My senior year I was panicking. I took the ACT for a fifth time, but until the results came back, I was a nervous wreck.  I'd been accepted to the colleges I wanted, but all I had earned so far was "in-state tuition."  I already had a newspaper route which I did every morning,  It wouldn't pay enough for college.  So I got a second job washing dishes at Chili's.  I got up at 5:30 every morning to deliver newspapers, went to school all day (rehearsing for choir during my lunch hour) then went to track after school till 4:00 and then worked washing dishes from 5:30 p.m. till 1:00 a.m.

 - Luckily I didn't have to work like that for long.  My ACT score came back - and it was high enough for the full ride scholarship.  College was paid for, but only after being willing to work crazy hours for it.

STORY #3: What does a couple do with 2 bachelor's degrees while they're in medical school?  They deliver newspapers.

My wife and I had both graduated with our B.S. degrees a year before.  I was in medical school and my wife was raising our 1 soon to be 2 children.  We didn't have enough money.  The student loans for one med-student weren't enough to sustain of family of three.  So we started looking for side jobs.  Eventually she got a job substitute teaching in the elementary schools and I got a job as a valet at a country club, but what did we do for the month before we found those jobs?  We delivered newspapers.  230 of them every morning. 

What's my point?

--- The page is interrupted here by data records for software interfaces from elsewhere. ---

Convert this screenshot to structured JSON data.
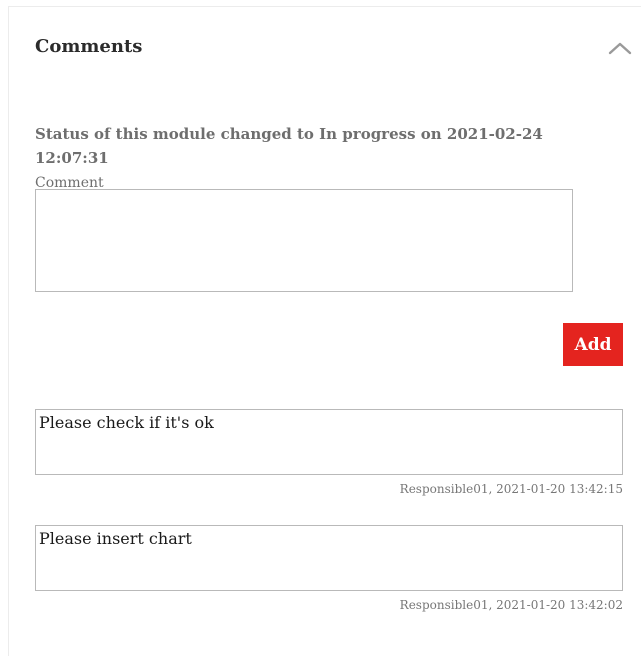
{
  "panel": {
    "title": "Comments",
    "toggle_icon": "chevron-up-icon"
  },
  "status": {
    "line1": "Status of this module changed to In progress on 2021-02-24",
    "line2": "12:07:31"
  },
  "form": {
    "comment_label": "Comment",
    "comment_value": "",
    "add_label": "Add",
    "add_color": "#e4241f"
  },
  "comments": [
    {
      "text": "Please check if it's ok",
      "meta": "Responsible01, 2021-01-20 13:42:15"
    },
    {
      "text": "Please insert chart",
      "meta": "Responsible01, 2021-01-20 13:42:02"
    }
  ]
}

Strive for the best jobs.  Study, get degrees, don't settle for less than you're worth.  BUT while on the journey - do what you have to do.  Work any job.  You're never too good for a job, you're only too good to stay there permanently.